Probably rooted in Hindu culture, elephants (associated with the Hindu god Ganesh) are seen as symbols of good luck. It must work, because India has one of the highest number of reality show winners per capita.
In Turkey, the “evil eye“, a curse given through a malevolent glare, was considered a real danger. The nazar, an amulet or bead resembling an eye, serves to protect against it, and so is thought to bring good luck.
Sometimes called “Bozhya korovka” (“God’s little cow”), ladybirds are sometimes considered to be lucky in Russia, and a popular children's rhyme exists, asking the ladybird to fly to the sky and bring back bread.

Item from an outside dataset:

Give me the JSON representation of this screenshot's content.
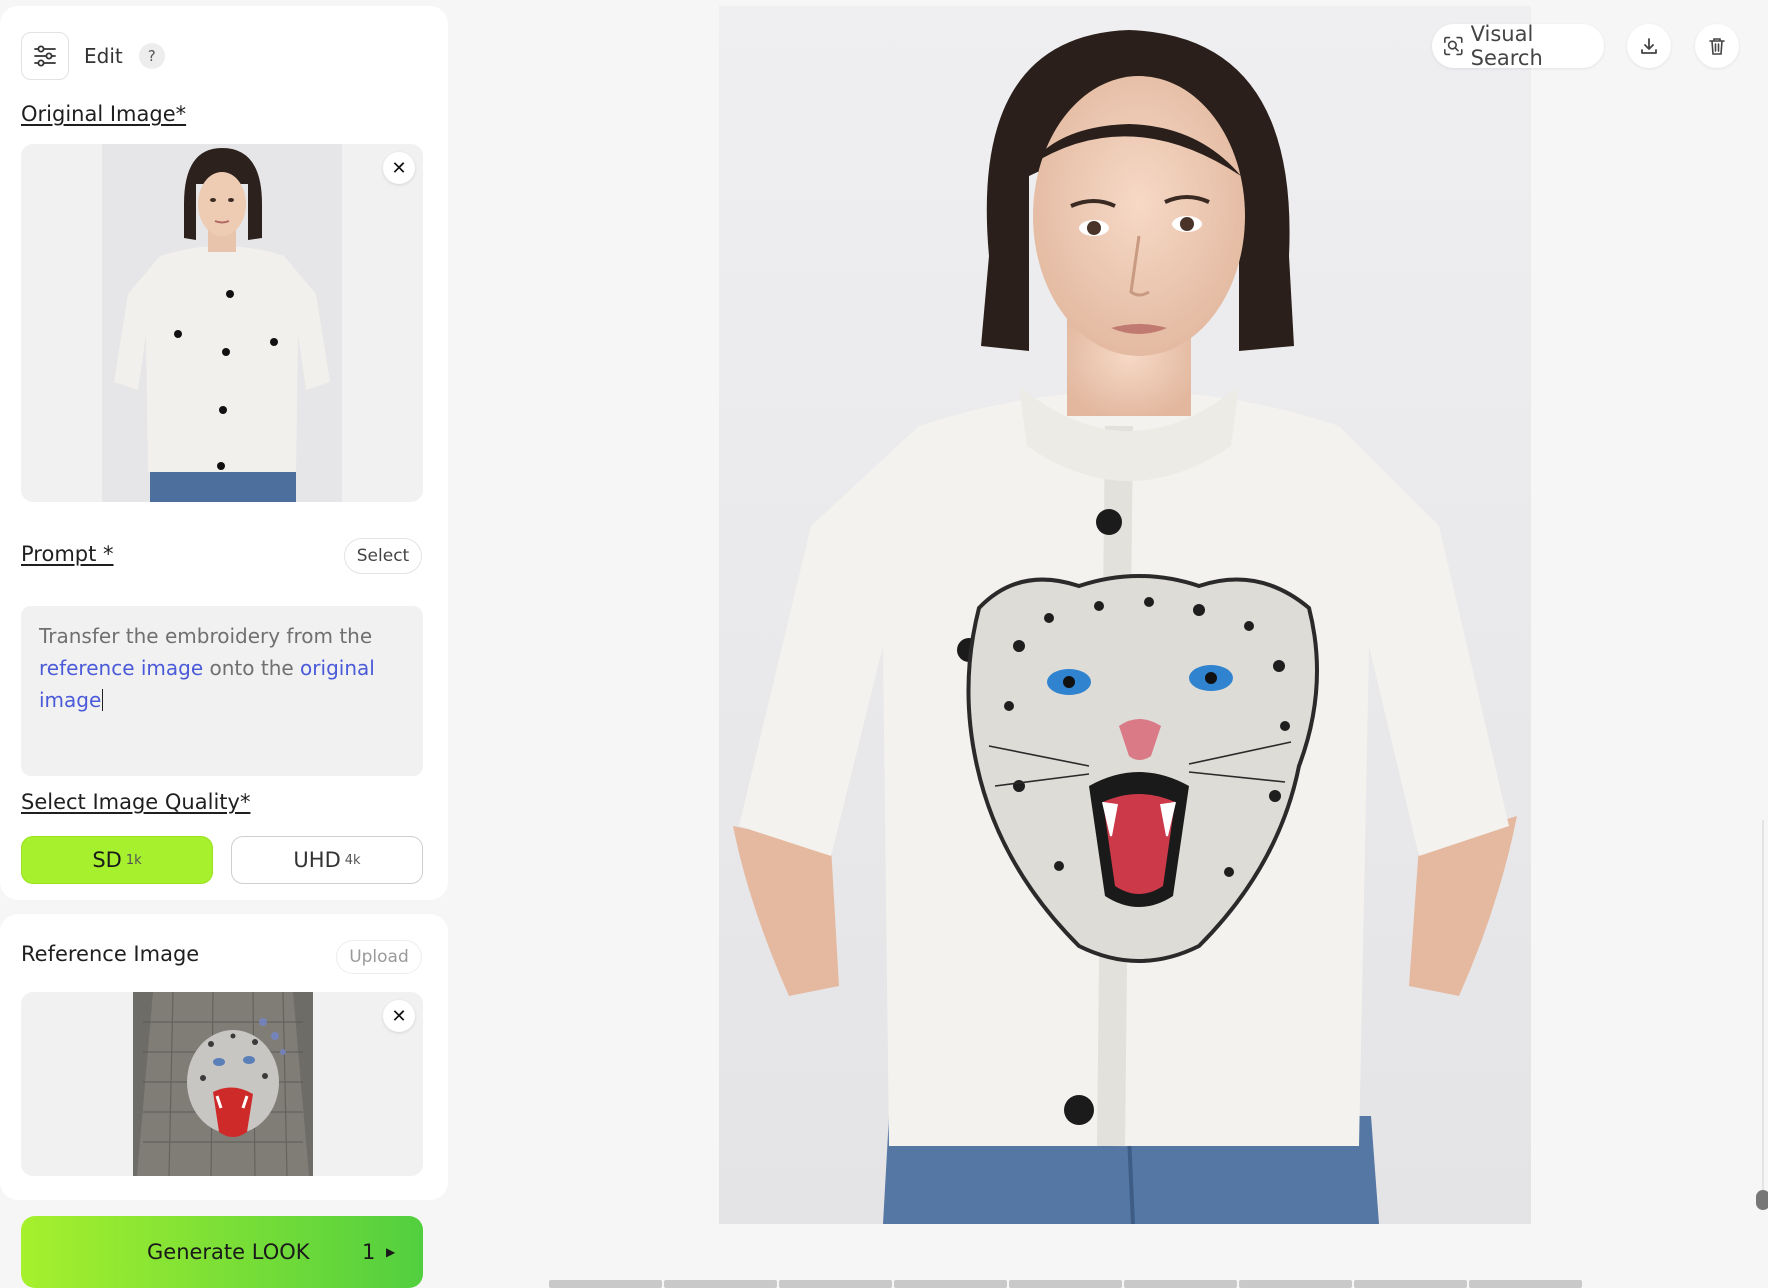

Not dissimilar from a chimera, the Persian (ancient Iran) “Simurg” was thought to be a benevolent guardian figure, which would bring purification and fertility. It looked like a scaly cross between a dog, a peacock, and a lion.
12 South Africa

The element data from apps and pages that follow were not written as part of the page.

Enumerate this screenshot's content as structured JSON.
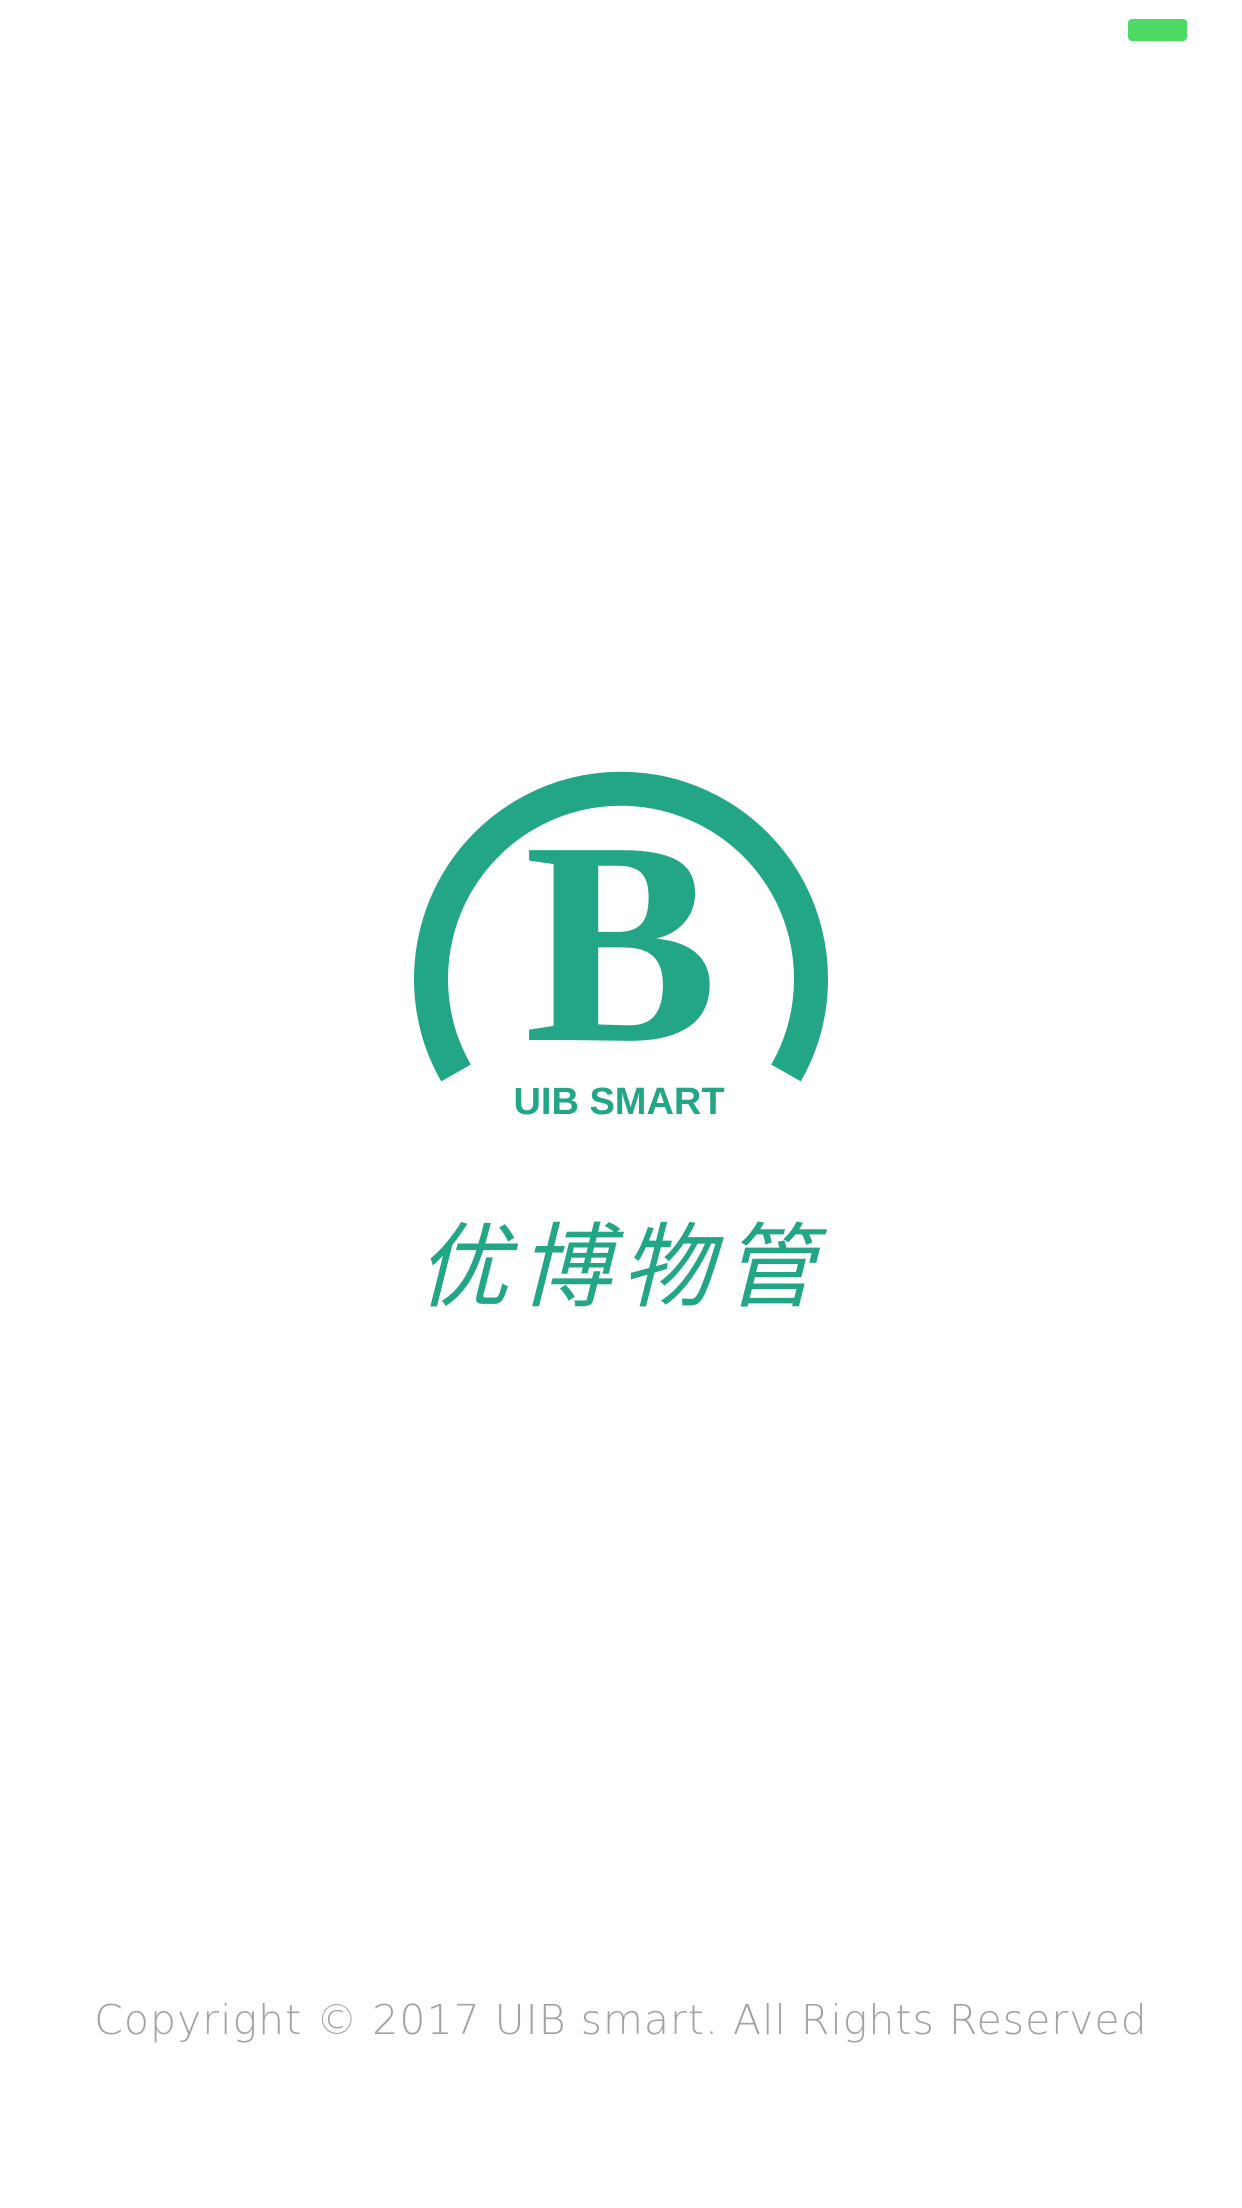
{
  "logo": {
    "letter": "B",
    "wordmark": "UIB SMART",
    "color": "#22a685"
  },
  "app": {
    "name": "优博物管"
  },
  "footer": {
    "copyright": "Copyright © 2017 UIB smart. All Rights Reserved"
  },
  "status_bar": {
    "battery_color": "#4cd964",
    "battery_icon": "battery-icon"
  }
}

While not a frequent winner of any major sporting titles, South Africa boasts a small number of reality TV shows available for its residents to win, as well as beautiful, sunny summers.

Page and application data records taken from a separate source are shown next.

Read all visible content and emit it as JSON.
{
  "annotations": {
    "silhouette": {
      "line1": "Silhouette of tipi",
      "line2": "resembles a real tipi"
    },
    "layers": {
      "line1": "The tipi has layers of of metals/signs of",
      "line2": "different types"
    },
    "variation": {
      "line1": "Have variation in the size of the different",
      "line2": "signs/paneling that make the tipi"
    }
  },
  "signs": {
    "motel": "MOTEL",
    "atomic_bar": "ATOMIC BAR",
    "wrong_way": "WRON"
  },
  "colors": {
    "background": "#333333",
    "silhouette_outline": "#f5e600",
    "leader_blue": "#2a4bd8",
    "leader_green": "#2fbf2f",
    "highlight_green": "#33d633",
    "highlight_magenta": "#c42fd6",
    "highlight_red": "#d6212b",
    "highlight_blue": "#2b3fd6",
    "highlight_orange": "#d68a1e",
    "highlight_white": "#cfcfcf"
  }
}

Much like Turkey, Ethiopia considers the evil eye to be a source of bad luck. There is a handful of reality TV shows to be won, however, and they have more Olympic medals than Pakistan and India put together.
If you’re a strong believer in luck, you might want to be mindful in Mexico – an itchy palm is a sign of good fortune coming your way, but scratching it makes the luck disappear.
Breaking a glass is good luck in Pakistan. It does have to be unintentional, however, so rather than smashing up your cupboards, you might want to simply leave your drink close to the edge of the table.
While X Factor hasn’t made it to Nigeria, Big Brother Nigeria and Nigeria’s Got Talent are ongoing – the winners clearly haven’t been scratching their palms, because like Pakistan, it’s a sign of imminent wealth.
Because the Chinese words for “red bat” sound the same as “enormous blessings”, the animal has come to symbolise good fortune, and often appears in Chinese designs.
The “figa” is a clenched fist with a thumb between the second and third finger. It is thought to keep away bad fortune – including the evil eye – and amulets depicting it are often given as gifts.
Bound up in royal history, white elephants are considered a sign of good fortune. Once discovered, they are assigned a grading and offered to the king as a gift.
Bagua mirrors are popular in Vietnam – mirrors hung on the front door of the home in order to deflect and dispel negative energy, following the traditions of Feng Shui.
Polka dots supposedly symbolise coins, which are then emblems of wealth. Wearing clothes depicting polka dots, therefore, is supposed to bring wealth and fortune.
Rudraksha nuts from the Rudraksh tree are believed to be an incarnation of Bhagwan Shiva, one of the five forms of God in the Smarta tradition. Wearing one as jewellery is thought to bring health and respect.